Students worked with Fox throughout, doing a wide variety of tasks and errands- up to and including picking up Chris Wallace at his hotel before his show (as Matthew Guzzardi '17 did on Sunday morning). William Owen, a freshman math major with an interest in criminal justice, assisted in setting up the North Lounge in Cushing as Fox workspace. He says, "I've never known how much work goes into a news channel and setting up a station- I wasn't a big viewer before, but I'm going to watch more from now on."
In addition to Fox, Saint Anselm students worked extensively on candidate campaigns and with other media outlets in downtown Manchester. These included CBS and NBC, who were covering the primary from the Radisson Hotel, along with ABC News, WGBH, the Associated Press and many others. The atmosphere was hectic, with candidates and media personalities circulating.

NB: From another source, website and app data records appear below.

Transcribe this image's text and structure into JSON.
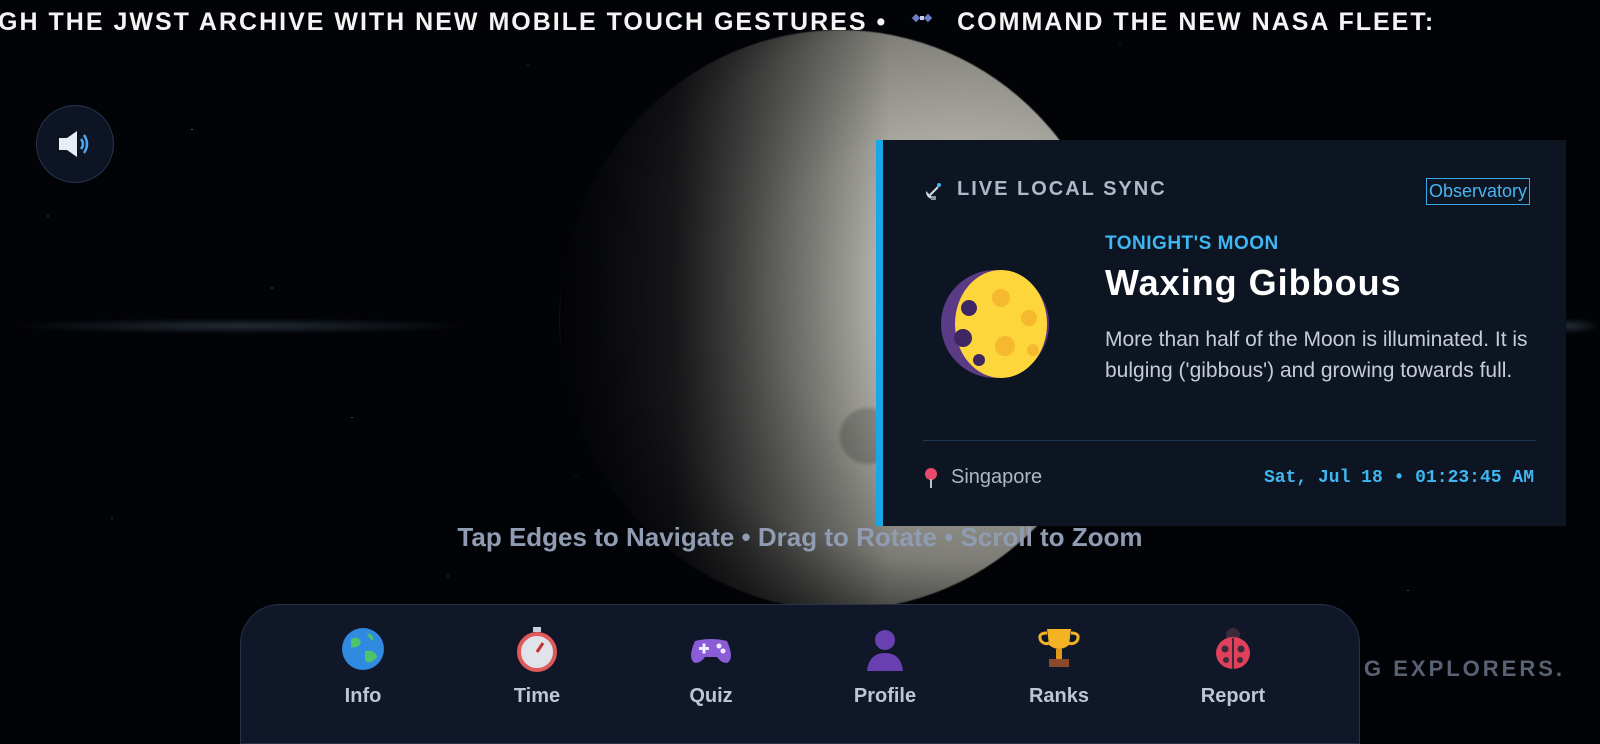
{
  "ticker": {
    "segment1": "UGH THE JWST ARCHIVE WITH NEW MOBILE TOUCH GESTURES •",
    "segment2": "COMMAND THE NEW NASA FLEET:",
    "satellite_icon": "satellite-icon"
  },
  "sound_button": {
    "icon": "speaker-icon"
  },
  "sync_card": {
    "title": "LIVE LOCAL SYNC",
    "observatory_label": "Observatory",
    "moon_label": "TONIGHT'S MOON",
    "phase": "Waxing Gibbous",
    "description": "More than half of the Moon is illuminated. It is bulging ('gibbous') and growing towards full.",
    "location": "Singapore",
    "datetime": "Sat, Jul 18 • 01:23:45 AM",
    "accent_color": "#1aa7e6"
  },
  "hint": "Tap Edges to Navigate • Drag to Rotate • Scroll to Zoom",
  "nav": {
    "items": [
      {
        "label": "Info",
        "icon": "globe-icon"
      },
      {
        "label": "Time",
        "icon": "stopwatch-icon"
      },
      {
        "label": "Quiz",
        "icon": "gamepad-icon"
      },
      {
        "label": "Profile",
        "icon": "person-icon"
      },
      {
        "label": "Ranks",
        "icon": "trophy-icon"
      },
      {
        "label": "Report",
        "icon": "ladybug-icon"
      }
    ]
  },
  "footer_text": "G EXPLORERS."
}
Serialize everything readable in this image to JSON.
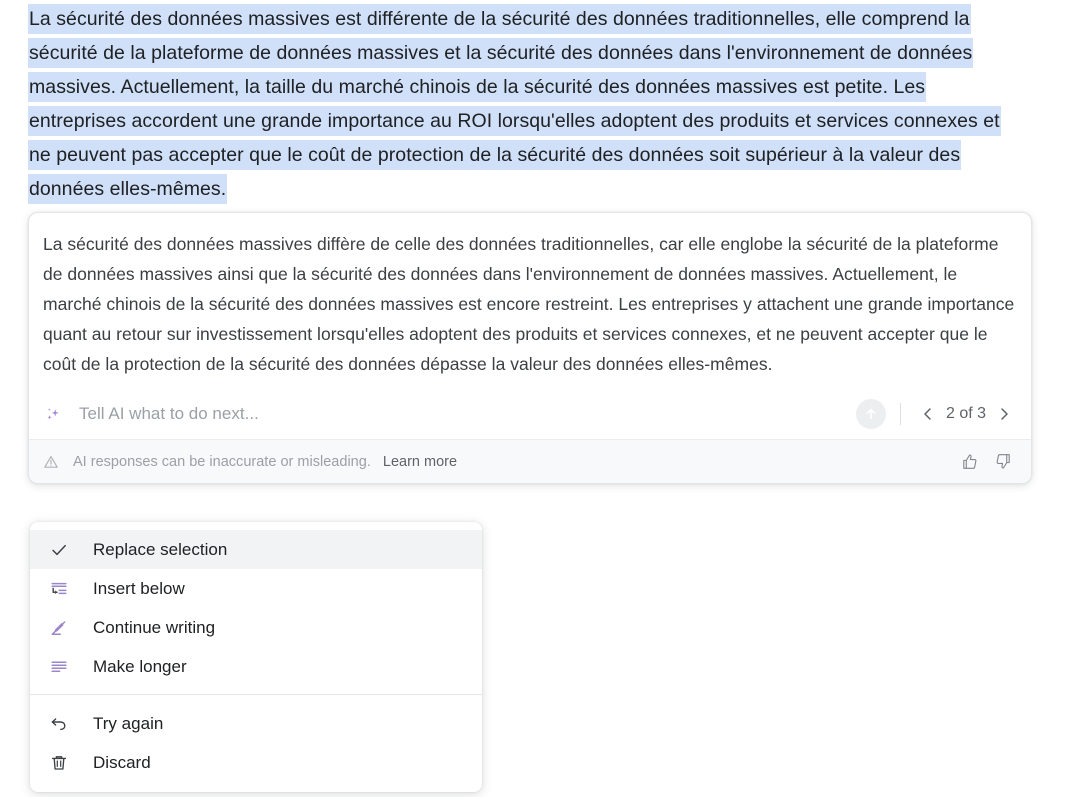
{
  "document": {
    "selected_text": "La sécurité des données massives est différente de la sécurité des données traditionnelles, elle comprend la sécurité de la plateforme de données massives et la sécurité des données dans l'environnement de données massives. Actuellement, la taille du marché chinois de la sécurité des données massives est petite. Les entreprises accordent une grande importance au ROI lorsqu'elles adoptent des produits et services connexes et ne peuvent pas accepter que le coût de protection de la sécurité des données soit supérieur à la valeur des données elles-mêmes.",
    "selection_highlight_color": "#cfe0f8"
  },
  "ai_card": {
    "response_text": "La sécurité des données massives diffère de celle des données traditionnelles, car elle englobe la sécurité de la plateforme de données massives ainsi que la sécurité des données dans l'environnement de données massives. Actuellement, le marché chinois de la sécurité des données massives est encore restreint. Les entreprises y attachent une grande importance quant au retour sur investissement lorsqu'elles adoptent des produits et services connexes, et ne peuvent accepter que le coût de la protection de la sécurité des données dépasse la valeur des données elles-mêmes.",
    "prompt": {
      "placeholder": "Tell AI what to do next...",
      "value": "",
      "icon": "sparkle-icon",
      "submit_icon": "arrow-up-circle-icon"
    },
    "pager": {
      "label": "2 of 3",
      "current": 2,
      "total": 3,
      "prev_icon": "chevron-left-icon",
      "next_icon": "chevron-right-icon"
    },
    "disclaimer": {
      "icon": "warning-triangle-icon",
      "text": "AI responses can be inaccurate or misleading.",
      "learn_more_label": "Learn more",
      "thumb_up_icon": "thumb-up-icon",
      "thumb_down_icon": "thumb-down-icon"
    }
  },
  "menu": {
    "accent_color": "#8e7cc3",
    "items": [
      {
        "label": "Replace selection",
        "icon": "check-icon",
        "selected": true
      },
      {
        "label": "Insert below",
        "icon": "insert-below-icon",
        "selected": false
      },
      {
        "label": "Continue writing",
        "icon": "pencil-icon",
        "selected": false
      },
      {
        "label": "Make longer",
        "icon": "make-longer-icon",
        "selected": false
      }
    ],
    "items_secondary": [
      {
        "label": "Try again",
        "icon": "undo-arrow-icon"
      },
      {
        "label": "Discard",
        "icon": "trash-icon"
      }
    ]
  }
}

"We've seen lots of notable figures in the halls," says communication major Elizabeth (Liz) Torrey '17. Bob Schieffer from CBS News; MSNBC's Chris Matthews; CBS News chief White House correspondent Major Garrett; Chuck Todd from Meet The Press; lesser-known candidate Vermin Supreme; and candidates Donald Trump, Governor John Kasich, Governor Chris Christie, and Governor Jeb Bush are only the start of the list.

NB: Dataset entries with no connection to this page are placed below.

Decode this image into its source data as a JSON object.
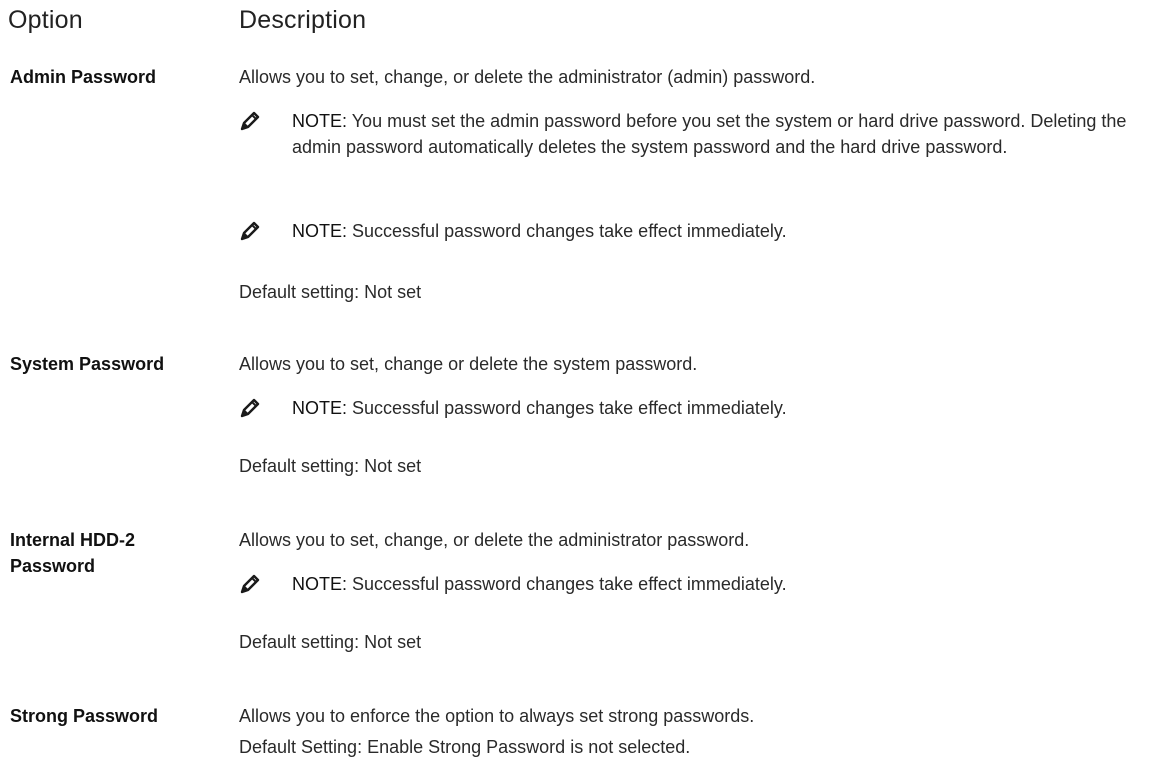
{
  "columns": {
    "option": "Option",
    "description": "Description"
  },
  "rows": [
    {
      "label": "Admin Password",
      "desc": "Allows you to set, change, or delete the administrator (admin) password.",
      "notes": [
        {
          "key": "NOTE:",
          "text": "You must set the admin password before you set the system or hard drive password. Deleting the admin password automatically deletes the system password and the hard drive password."
        },
        {
          "key": "NOTE:",
          "text": "Successful password changes take effect immediately."
        }
      ],
      "default": "Default setting: Not set"
    },
    {
      "label": "System Password",
      "desc": "Allows you to set, change or delete the system password.",
      "notes": [
        {
          "key": "NOTE:",
          "text": "Successful password changes take effect immediately."
        }
      ],
      "default": "Default setting: Not set"
    },
    {
      "label": "Internal HDD-2 Password",
      "desc": "Allows you to set, change, or delete the administrator password.",
      "notes": [
        {
          "key": "NOTE:",
          "text": "Successful password changes take effect immediately."
        }
      ],
      "default": "Default setting: Not set"
    },
    {
      "label": "Strong Password",
      "desc": "Allows you to enforce the option to always set strong passwords.",
      "notes": [],
      "default": "Default Setting: Enable Strong Password is not selected."
    }
  ],
  "note_icon": "pencil-note-icon"
}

Along with Torrey, Katelyn (Katie) Holtshouser '19, Casey Riley '17, Ariana Smith '19, Zef Vataj '18, and Jacob Boesch '18, as well as almost 30 other students, worked long days as runners for the networks. They picked up and delivered film, assisted with set ups, sat in on candidate events, and did anything that needed to be done to help the producers, engineers, journalists and staff make the news.

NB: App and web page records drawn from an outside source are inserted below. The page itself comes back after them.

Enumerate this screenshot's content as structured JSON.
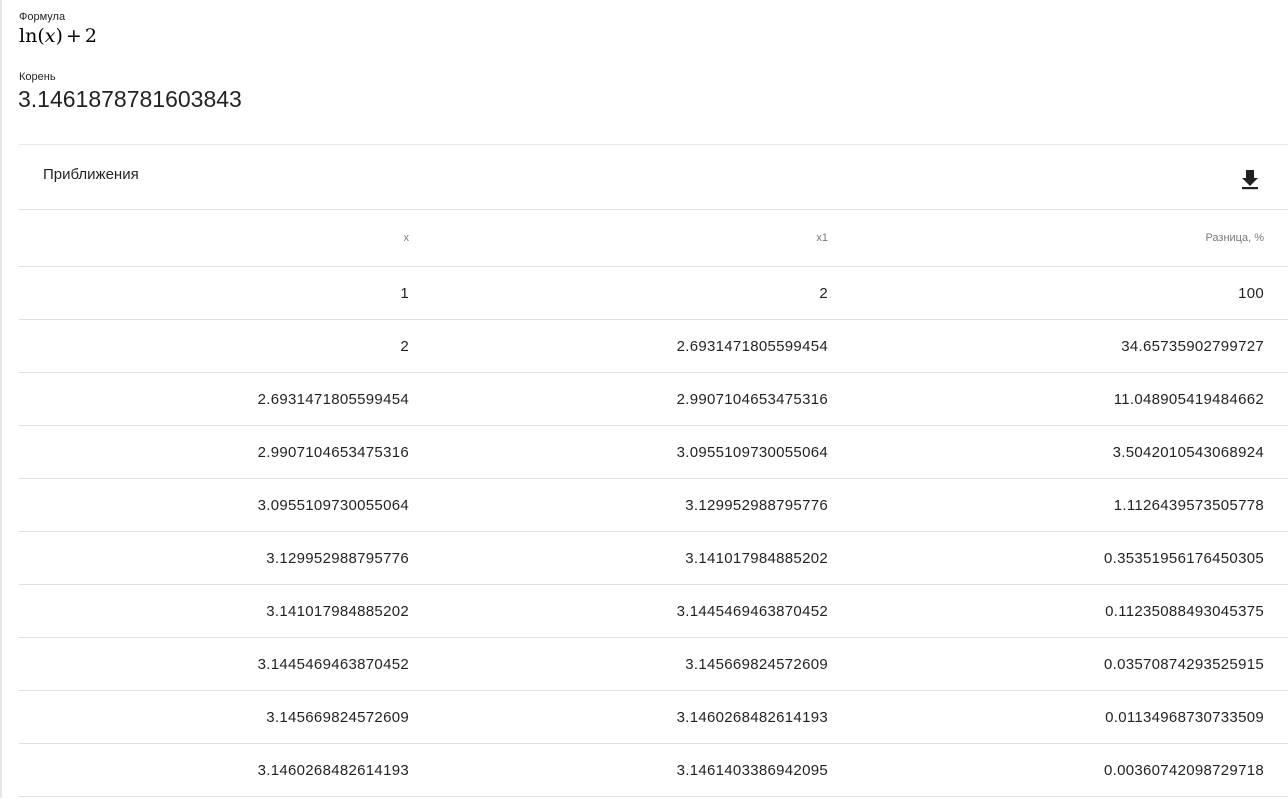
{
  "formula": {
    "label": "Формула",
    "fn": "ln",
    "open": "(",
    "var": "x",
    "close": ")",
    "op": "+",
    "const": "2"
  },
  "root": {
    "label": "Корень",
    "value": "3.1461878781603843"
  },
  "approximations": {
    "title": "Приближения",
    "download_icon": "download-icon",
    "columns": [
      "x",
      "x1",
      "Разница, %"
    ],
    "rows": [
      [
        "1",
        "2",
        "100"
      ],
      [
        "2",
        "2.6931471805599454",
        "34.65735902799727"
      ],
      [
        "2.6931471805599454",
        "2.9907104653475316",
        "11.048905419484662"
      ],
      [
        "2.9907104653475316",
        "3.0955109730055064",
        "3.5042010543068924"
      ],
      [
        "3.0955109730055064",
        "3.129952988795776",
        "1.1126439573505778"
      ],
      [
        "3.129952988795776",
        "3.141017984885202",
        "0.35351956176450305"
      ],
      [
        "3.141017984885202",
        "3.1445469463870452",
        "0.11235088493045375"
      ],
      [
        "3.1445469463870452",
        "3.145669824572609",
        "0.03570874293525915"
      ],
      [
        "3.145669824572609",
        "3.1460268482614193",
        "0.01134968730733509"
      ],
      [
        "3.1460268482614193",
        "3.1461403386942095",
        "0.00360742098729718"
      ]
    ]
  }
}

"Being in the middle of everything has been an awesome experience," says Lauren Wanless '17. "Manchester has never been so busy."
Civic Engagement and Career Aspirations
Such close-up exposure to the primary has inspired many Saint Anselm students who weren't as engaged in politics prior to become more active and involved, and in many cases, to evaluate their future career choices.
"When things first started happening at school with holding the debates, I started paying attention," says Riley, who is a business major. "This has been a great opportunity to broaden my horizons and learn all about politics and journalism and what goes into it. It's interesting and makes me think about pursuing a career in this field."
"I'm holding off on voting, because so much new information keeps coming in. It's so active here and on campus, it's hard to not pay attention. This is my first time making a real informed, intellectual voting decision. It feels very empowering, and I definitely credit Saint A's with providing me with that exposure," says Colleen Sears '16, a communication major working with NBC at the Radisson.
Simply stated by Guzzardi: "Learning to be an active citizen can apply to any career."
The results of the 2016 primary last night recorded victories for Donald Trump (35.2% of the GOP vote) and Bernie Sanders (60% of the Democratic vote), with a record-breaking voter turnout over 60%. Voters included many Saint Anselm students, who took a shuttle which ran every 15 minutes until 7 p.m. from the Abbey Church to the polls. The shuttle was offered by student club the Green Team in partnership with San Francisco-based environmental advocacy organization, NextGenClimate.
Although the candidates will leave New Hampshire today for the next contest in South Carolina, the college and the NHIOP will continue the mission to engage the community and encourage civic engagement with the political process as it unfolds.
College president Steven R. DiSalvo confirms, "It is a continuing and vital part of our educational mission to help our students, our community, and the citizens of our state develop the knowledge and skills they need to live in and help lead our nation. Saint Anselm will always be a unique place where it all comes together, not just every four years, but every day."